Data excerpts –
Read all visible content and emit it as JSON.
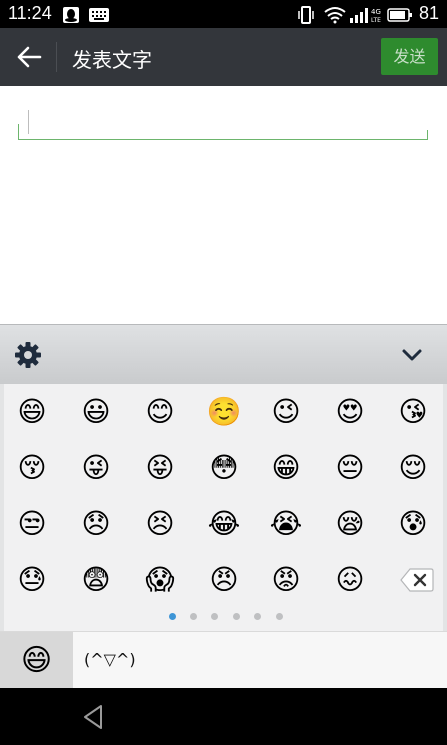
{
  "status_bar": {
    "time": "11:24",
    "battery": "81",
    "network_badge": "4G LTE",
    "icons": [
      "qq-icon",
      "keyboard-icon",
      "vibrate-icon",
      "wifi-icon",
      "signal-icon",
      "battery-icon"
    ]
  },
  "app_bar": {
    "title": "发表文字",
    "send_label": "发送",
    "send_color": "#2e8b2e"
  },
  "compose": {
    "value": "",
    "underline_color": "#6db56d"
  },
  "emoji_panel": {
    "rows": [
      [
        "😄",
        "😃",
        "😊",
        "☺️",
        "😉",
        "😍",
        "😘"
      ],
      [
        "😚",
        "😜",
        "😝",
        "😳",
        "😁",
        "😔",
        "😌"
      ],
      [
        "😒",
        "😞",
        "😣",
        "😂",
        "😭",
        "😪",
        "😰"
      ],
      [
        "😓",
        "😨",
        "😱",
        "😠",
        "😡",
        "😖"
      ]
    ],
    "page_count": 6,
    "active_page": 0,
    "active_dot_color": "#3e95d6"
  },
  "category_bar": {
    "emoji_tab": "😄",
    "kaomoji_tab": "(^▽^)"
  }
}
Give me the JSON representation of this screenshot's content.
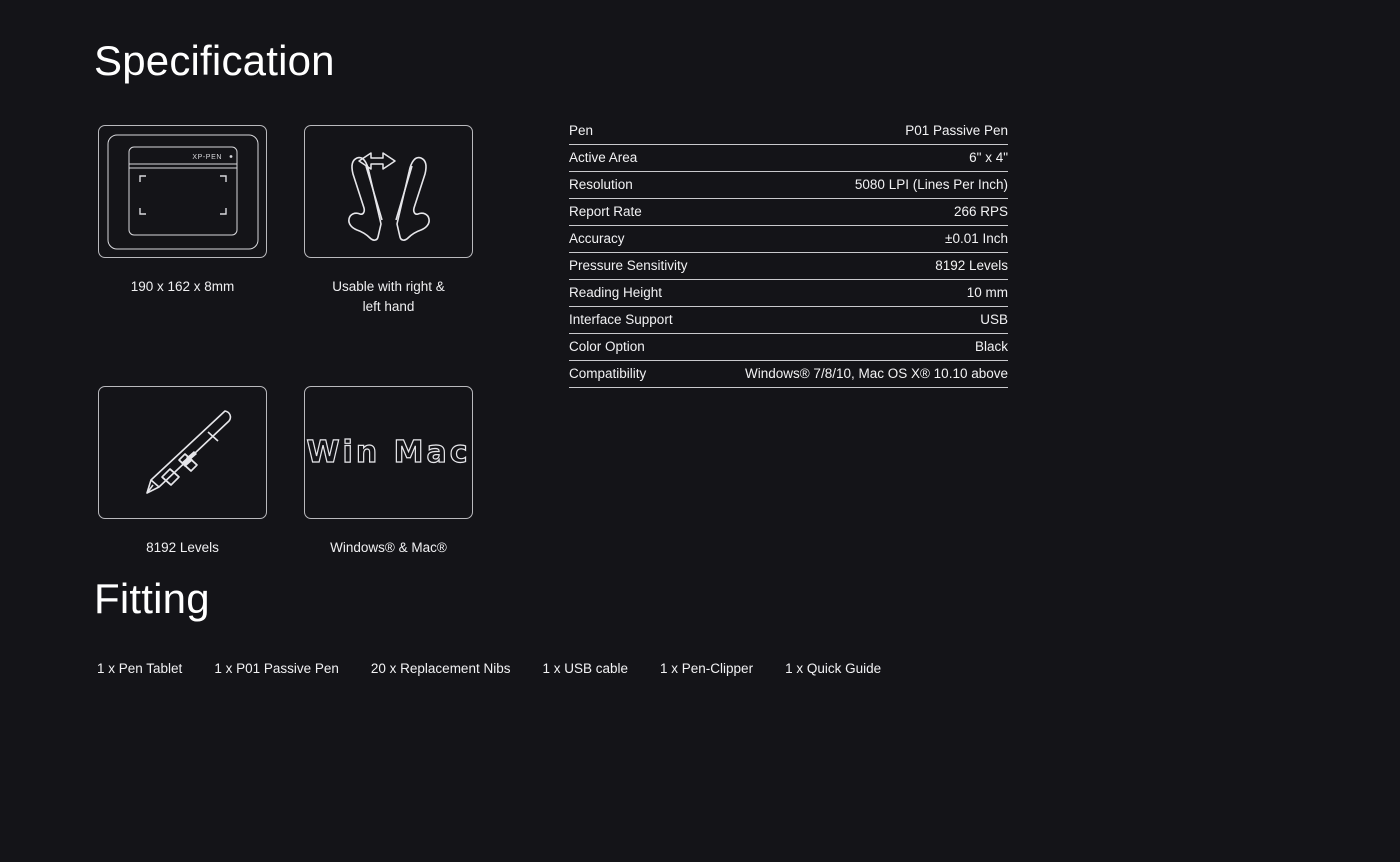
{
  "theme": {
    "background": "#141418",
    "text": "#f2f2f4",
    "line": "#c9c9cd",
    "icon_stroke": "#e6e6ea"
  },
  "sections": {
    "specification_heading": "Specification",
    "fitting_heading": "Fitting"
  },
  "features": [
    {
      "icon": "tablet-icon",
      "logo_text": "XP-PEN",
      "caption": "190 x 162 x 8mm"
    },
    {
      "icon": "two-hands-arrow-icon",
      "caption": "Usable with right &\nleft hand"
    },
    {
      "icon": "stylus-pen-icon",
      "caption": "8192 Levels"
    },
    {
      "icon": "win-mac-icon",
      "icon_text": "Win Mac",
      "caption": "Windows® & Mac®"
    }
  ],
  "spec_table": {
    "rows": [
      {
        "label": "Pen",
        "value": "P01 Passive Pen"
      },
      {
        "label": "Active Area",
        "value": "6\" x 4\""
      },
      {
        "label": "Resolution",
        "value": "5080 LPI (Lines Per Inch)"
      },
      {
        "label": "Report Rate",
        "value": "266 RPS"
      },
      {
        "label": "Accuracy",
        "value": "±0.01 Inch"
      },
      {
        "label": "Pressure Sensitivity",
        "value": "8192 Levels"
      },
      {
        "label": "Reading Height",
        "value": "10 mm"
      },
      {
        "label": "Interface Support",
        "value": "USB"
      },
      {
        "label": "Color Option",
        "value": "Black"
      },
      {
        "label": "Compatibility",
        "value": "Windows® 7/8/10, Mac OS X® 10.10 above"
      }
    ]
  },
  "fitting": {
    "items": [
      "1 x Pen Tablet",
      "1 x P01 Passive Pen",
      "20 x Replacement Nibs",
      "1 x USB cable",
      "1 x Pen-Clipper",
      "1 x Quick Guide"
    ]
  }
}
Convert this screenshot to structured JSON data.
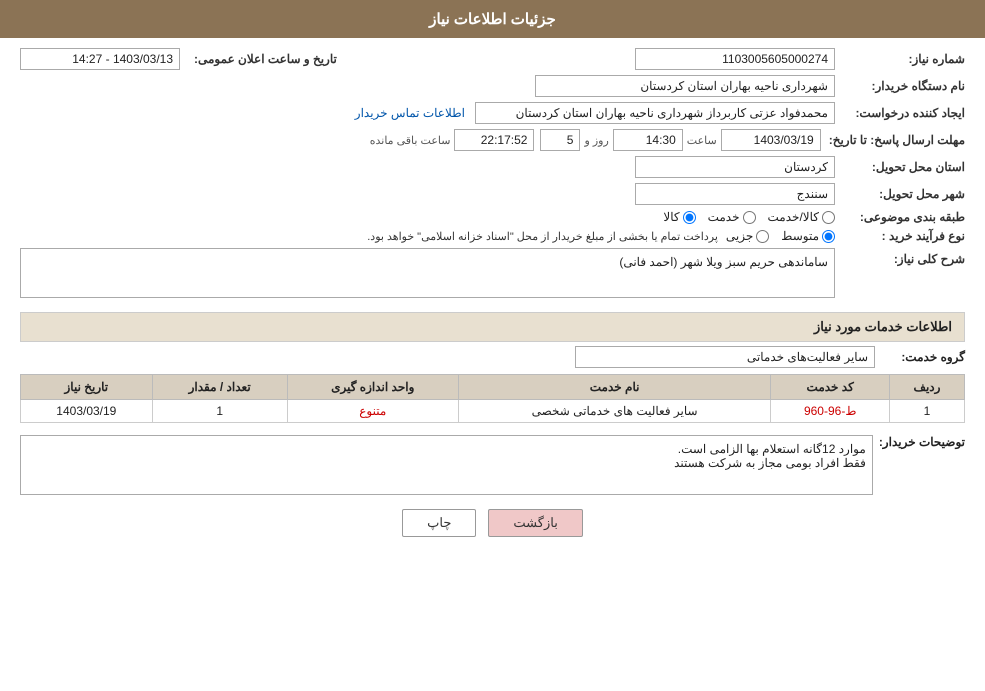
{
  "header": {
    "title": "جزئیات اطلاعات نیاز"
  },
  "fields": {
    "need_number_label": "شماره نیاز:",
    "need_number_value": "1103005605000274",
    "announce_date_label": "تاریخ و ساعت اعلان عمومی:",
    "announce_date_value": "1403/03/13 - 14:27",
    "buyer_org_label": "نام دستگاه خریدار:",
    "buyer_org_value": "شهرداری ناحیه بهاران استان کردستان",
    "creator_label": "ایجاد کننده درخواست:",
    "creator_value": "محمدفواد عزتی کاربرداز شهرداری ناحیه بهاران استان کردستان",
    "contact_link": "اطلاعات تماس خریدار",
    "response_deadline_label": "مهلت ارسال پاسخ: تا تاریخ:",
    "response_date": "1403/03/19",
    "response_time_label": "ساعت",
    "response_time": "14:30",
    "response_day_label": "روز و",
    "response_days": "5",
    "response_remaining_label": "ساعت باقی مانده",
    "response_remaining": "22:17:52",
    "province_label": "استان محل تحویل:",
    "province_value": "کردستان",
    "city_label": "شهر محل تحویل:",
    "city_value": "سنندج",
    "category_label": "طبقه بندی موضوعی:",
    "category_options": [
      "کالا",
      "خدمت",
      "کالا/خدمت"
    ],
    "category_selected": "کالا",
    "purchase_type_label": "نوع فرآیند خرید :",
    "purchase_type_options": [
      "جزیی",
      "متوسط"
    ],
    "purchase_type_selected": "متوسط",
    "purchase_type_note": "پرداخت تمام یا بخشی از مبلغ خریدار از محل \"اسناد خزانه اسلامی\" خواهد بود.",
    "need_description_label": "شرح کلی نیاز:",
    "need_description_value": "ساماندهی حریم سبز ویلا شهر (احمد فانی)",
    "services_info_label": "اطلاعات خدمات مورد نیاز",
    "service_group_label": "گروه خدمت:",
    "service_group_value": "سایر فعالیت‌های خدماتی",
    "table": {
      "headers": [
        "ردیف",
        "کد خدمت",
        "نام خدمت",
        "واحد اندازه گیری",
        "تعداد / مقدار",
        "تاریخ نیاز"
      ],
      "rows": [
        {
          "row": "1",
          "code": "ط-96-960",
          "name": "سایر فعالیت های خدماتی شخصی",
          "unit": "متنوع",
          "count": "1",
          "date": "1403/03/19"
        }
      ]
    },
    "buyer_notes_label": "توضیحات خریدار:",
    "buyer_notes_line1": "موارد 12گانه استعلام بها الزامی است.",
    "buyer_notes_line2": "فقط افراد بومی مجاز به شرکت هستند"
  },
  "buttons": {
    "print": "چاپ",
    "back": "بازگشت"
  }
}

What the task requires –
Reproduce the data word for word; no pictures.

Exercise output –
Read all visible content and emit it as JSON.
{
  "status_bar": {
    "time": "11:24",
    "battery": "81",
    "network_badge": "4G LTE",
    "icons": [
      "qq-icon",
      "keyboard-icon",
      "vibrate-icon",
      "wifi-icon",
      "signal-icon",
      "battery-icon"
    ]
  },
  "app_bar": {
    "title": "发表文字",
    "send_label": "发送",
    "send_color": "#2e8b2e"
  },
  "compose": {
    "value": "",
    "underline_color": "#6db56d"
  },
  "emoji_panel": {
    "rows": [
      [
        "😄",
        "😃",
        "😊",
        "☺️",
        "😉",
        "😍",
        "😘"
      ],
      [
        "😚",
        "😜",
        "😝",
        "😳",
        "😁",
        "😔",
        "😌"
      ],
      [
        "😒",
        "😞",
        "😣",
        "😂",
        "😭",
        "😪",
        "😰"
      ],
      [
        "😓",
        "😨",
        "😱",
        "😠",
        "😡",
        "😖"
      ]
    ],
    "page_count": 6,
    "active_page": 0,
    "active_dot_color": "#3e95d6"
  },
  "category_bar": {
    "emoji_tab": "😄",
    "kaomoji_tab": "(^▽^)"
  }
}
Give me the JSON representation of this screenshot's content.
{
  "theme": {
    "background": "#141418",
    "text": "#f2f2f4",
    "line": "#c9c9cd",
    "icon_stroke": "#e6e6ea"
  },
  "sections": {
    "specification_heading": "Specification",
    "fitting_heading": "Fitting"
  },
  "features": [
    {
      "icon": "tablet-icon",
      "logo_text": "XP-PEN",
      "caption": "190 x 162 x 8mm"
    },
    {
      "icon": "two-hands-arrow-icon",
      "caption": "Usable with right &\nleft hand"
    },
    {
      "icon": "stylus-pen-icon",
      "caption": "8192 Levels"
    },
    {
      "icon": "win-mac-icon",
      "icon_text": "Win Mac",
      "caption": "Windows® & Mac®"
    }
  ],
  "spec_table": {
    "rows": [
      {
        "label": "Pen",
        "value": "P01 Passive Pen"
      },
      {
        "label": "Active Area",
        "value": "6\" x 4\""
      },
      {
        "label": "Resolution",
        "value": "5080 LPI (Lines Per Inch)"
      },
      {
        "label": "Report Rate",
        "value": "266 RPS"
      },
      {
        "label": "Accuracy",
        "value": "±0.01 Inch"
      },
      {
        "label": "Pressure Sensitivity",
        "value": "8192 Levels"
      },
      {
        "label": "Reading Height",
        "value": "10 mm"
      },
      {
        "label": "Interface Support",
        "value": "USB"
      },
      {
        "label": "Color Option",
        "value": "Black"
      },
      {
        "label": "Compatibility",
        "value": "Windows® 7/8/10, Mac OS X® 10.10 above"
      }
    ]
  },
  "fitting": {
    "items": [
      "1 x Pen Tablet",
      "1 x P01 Passive Pen",
      "20 x Replacement Nibs",
      "1 x USB cable",
      "1 x Pen-Clipper",
      "1 x Quick Guide"
    ]
  }
}
Convert this screenshot to structured JSON data.
{
  "header": {
    "title": "جزئیات اطلاعات نیاز"
  },
  "fields": {
    "need_number_label": "شماره نیاز:",
    "need_number_value": "1103005605000274",
    "announce_date_label": "تاریخ و ساعت اعلان عمومی:",
    "announce_date_value": "1403/03/13 - 14:27",
    "buyer_org_label": "نام دستگاه خریدار:",
    "buyer_org_value": "شهرداری ناحیه بهاران استان کردستان",
    "creator_label": "ایجاد کننده درخواست:",
    "creator_value": "محمدفواد عزتی کاربرداز شهرداری ناحیه بهاران استان کردستان",
    "contact_link": "اطلاعات تماس خریدار",
    "response_deadline_label": "مهلت ارسال پاسخ: تا تاریخ:",
    "response_date": "1403/03/19",
    "response_time_label": "ساعت",
    "response_time": "14:30",
    "response_day_label": "روز و",
    "response_days": "5",
    "response_remaining_label": "ساعت باقی مانده",
    "response_remaining": "22:17:52",
    "province_label": "استان محل تحویل:",
    "province_value": "کردستان",
    "city_label": "شهر محل تحویل:",
    "city_value": "سنندج",
    "category_label": "طبقه بندی موضوعی:",
    "category_options": [
      "کالا",
      "خدمت",
      "کالا/خدمت"
    ],
    "category_selected": "کالا",
    "purchase_type_label": "نوع فرآیند خرید :",
    "purchase_type_options": [
      "جزیی",
      "متوسط"
    ],
    "purchase_type_selected": "متوسط",
    "purchase_type_note": "پرداخت تمام یا بخشی از مبلغ خریدار از محل \"اسناد خزانه اسلامی\" خواهد بود.",
    "need_description_label": "شرح کلی نیاز:",
    "need_description_value": "ساماندهی حریم سبز ویلا شهر (احمد فانی)",
    "services_info_label": "اطلاعات خدمات مورد نیاز",
    "service_group_label": "گروه خدمت:",
    "service_group_value": "سایر فعالیت‌های خدماتی",
    "table": {
      "headers": [
        "ردیف",
        "کد خدمت",
        "نام خدمت",
        "واحد اندازه گیری",
        "تعداد / مقدار",
        "تاریخ نیاز"
      ],
      "rows": [
        {
          "row": "1",
          "code": "ط-96-960",
          "name": "سایر فعالیت های خدماتی شخصی",
          "unit": "متنوع",
          "count": "1",
          "date": "1403/03/19"
        }
      ]
    },
    "buyer_notes_label": "توضیحات خریدار:",
    "buyer_notes_line1": "موارد 12گانه استعلام بها الزامی است.",
    "buyer_notes_line2": "فقط افراد بومی مجاز به شرکت هستند"
  },
  "buttons": {
    "print": "چاپ",
    "back": "بازگشت"
  }
}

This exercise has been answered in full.